> YOUR ASSIGNMENT
Could you retype the whole listing, word for word?

> RAW DATA
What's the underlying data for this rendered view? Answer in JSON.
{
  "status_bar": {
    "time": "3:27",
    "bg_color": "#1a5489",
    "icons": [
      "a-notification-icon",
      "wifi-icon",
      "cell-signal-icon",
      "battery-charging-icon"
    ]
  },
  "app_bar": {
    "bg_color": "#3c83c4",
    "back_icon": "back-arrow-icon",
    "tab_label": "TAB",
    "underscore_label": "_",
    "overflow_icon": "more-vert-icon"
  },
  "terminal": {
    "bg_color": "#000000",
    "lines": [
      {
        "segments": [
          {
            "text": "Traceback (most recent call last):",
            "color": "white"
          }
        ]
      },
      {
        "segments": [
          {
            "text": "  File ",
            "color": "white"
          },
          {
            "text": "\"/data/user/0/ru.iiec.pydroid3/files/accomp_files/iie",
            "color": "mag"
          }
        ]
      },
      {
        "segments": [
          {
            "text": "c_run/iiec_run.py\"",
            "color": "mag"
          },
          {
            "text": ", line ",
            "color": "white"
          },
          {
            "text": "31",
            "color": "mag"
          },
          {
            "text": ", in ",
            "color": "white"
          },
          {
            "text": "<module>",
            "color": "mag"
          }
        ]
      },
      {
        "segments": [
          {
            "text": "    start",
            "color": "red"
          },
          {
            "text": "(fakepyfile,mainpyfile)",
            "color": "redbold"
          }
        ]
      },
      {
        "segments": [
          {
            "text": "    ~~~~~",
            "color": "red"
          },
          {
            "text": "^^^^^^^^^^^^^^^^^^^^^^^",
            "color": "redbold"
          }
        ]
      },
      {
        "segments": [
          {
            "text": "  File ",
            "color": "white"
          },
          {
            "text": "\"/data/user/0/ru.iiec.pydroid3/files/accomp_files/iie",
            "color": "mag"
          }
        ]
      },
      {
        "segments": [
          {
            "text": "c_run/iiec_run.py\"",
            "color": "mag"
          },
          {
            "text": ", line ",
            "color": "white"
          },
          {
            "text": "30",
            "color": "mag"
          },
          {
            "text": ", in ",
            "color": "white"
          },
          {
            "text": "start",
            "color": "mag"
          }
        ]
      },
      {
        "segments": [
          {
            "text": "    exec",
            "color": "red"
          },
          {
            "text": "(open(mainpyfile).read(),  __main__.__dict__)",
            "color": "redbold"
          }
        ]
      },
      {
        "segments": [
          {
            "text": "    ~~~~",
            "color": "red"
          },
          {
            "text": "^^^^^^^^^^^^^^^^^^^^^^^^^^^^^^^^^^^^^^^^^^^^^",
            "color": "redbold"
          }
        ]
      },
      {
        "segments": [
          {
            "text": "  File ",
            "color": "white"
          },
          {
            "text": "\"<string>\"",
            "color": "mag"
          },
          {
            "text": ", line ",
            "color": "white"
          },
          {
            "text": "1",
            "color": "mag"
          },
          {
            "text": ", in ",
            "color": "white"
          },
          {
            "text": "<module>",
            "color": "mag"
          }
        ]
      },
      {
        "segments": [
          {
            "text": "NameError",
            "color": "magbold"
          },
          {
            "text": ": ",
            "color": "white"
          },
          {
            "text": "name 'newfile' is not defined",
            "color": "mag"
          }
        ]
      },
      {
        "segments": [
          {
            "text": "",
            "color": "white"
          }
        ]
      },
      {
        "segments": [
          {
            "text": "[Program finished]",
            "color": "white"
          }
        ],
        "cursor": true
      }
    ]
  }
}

> REPLY
What's the underlying data for this rendered view? Answer in JSON.
{
  "status_bar": {
    "time": "3:27",
    "bg_color": "#1a5489",
    "icons": [
      "a-notification-icon",
      "wifi-icon",
      "cell-signal-icon",
      "battery-charging-icon"
    ]
  },
  "app_bar": {
    "bg_color": "#3c83c4",
    "back_icon": "back-arrow-icon",
    "tab_label": "TAB",
    "underscore_label": "_",
    "overflow_icon": "more-vert-icon"
  },
  "terminal": {
    "bg_color": "#000000",
    "lines": [
      {
        "segments": [
          {
            "text": "Traceback (most recent call last):",
            "color": "white"
          }
        ]
      },
      {
        "segments": [
          {
            "text": "  File ",
            "color": "white"
          },
          {
            "text": "\"/data/user/0/ru.iiec.pydroid3/files/accomp_files/iie",
            "color": "mag"
          }
        ]
      },
      {
        "segments": [
          {
            "text": "c_run/iiec_run.py\"",
            "color": "mag"
          },
          {
            "text": ", line ",
            "color": "white"
          },
          {
            "text": "31",
            "color": "mag"
          },
          {
            "text": ", in ",
            "color": "white"
          },
          {
            "text": "<module>",
            "color": "mag"
          }
        ]
      },
      {
        "segments": [
          {
            "text": "    start",
            "color": "red"
          },
          {
            "text": "(fakepyfile,mainpyfile)",
            "color": "redbold"
          }
        ]
      },
      {
        "segments": [
          {
            "text": "    ~~~~~",
            "color": "red"
          },
          {
            "text": "^^^^^^^^^^^^^^^^^^^^^^^",
            "color": "redbold"
          }
        ]
      },
      {
        "segments": [
          {
            "text": "  File ",
            "color": "white"
          },
          {
            "text": "\"/data/user/0/ru.iiec.pydroid3/files/accomp_files/iie",
            "color": "mag"
          }
        ]
      },
      {
        "segments": [
          {
            "text": "c_run/iiec_run.py\"",
            "color": "mag"
          },
          {
            "text": ", line ",
            "color": "white"
          },
          {
            "text": "30",
            "color": "mag"
          },
          {
            "text": ", in ",
            "color": "white"
          },
          {
            "text": "start",
            "color": "mag"
          }
        ]
      },
      {
        "segments": [
          {
            "text": "    exec",
            "color": "red"
          },
          {
            "text": "(open(mainpyfile).read(),  __main__.__dict__)",
            "color": "redbold"
          }
        ]
      },
      {
        "segments": [
          {
            "text": "    ~~~~",
            "color": "red"
          },
          {
            "text": "^^^^^^^^^^^^^^^^^^^^^^^^^^^^^^^^^^^^^^^^^^^^^",
            "color": "redbold"
          }
        ]
      },
      {
        "segments": [
          {
            "text": "  File ",
            "color": "white"
          },
          {
            "text": "\"<string>\"",
            "color": "mag"
          },
          {
            "text": ", line ",
            "color": "white"
          },
          {
            "text": "1",
            "color": "mag"
          },
          {
            "text": ", in ",
            "color": "white"
          },
          {
            "text": "<module>",
            "color": "mag"
          }
        ]
      },
      {
        "segments": [
          {
            "text": "NameError",
            "color": "magbold"
          },
          {
            "text": ": ",
            "color": "white"
          },
          {
            "text": "name 'newfile' is not defined",
            "color": "mag"
          }
        ]
      },
      {
        "segments": [
          {
            "text": "",
            "color": "white"
          }
        ]
      },
      {
        "segments": [
          {
            "text": "[Program finished]",
            "color": "white"
          }
        ],
        "cursor": true
      }
    ]
  }
}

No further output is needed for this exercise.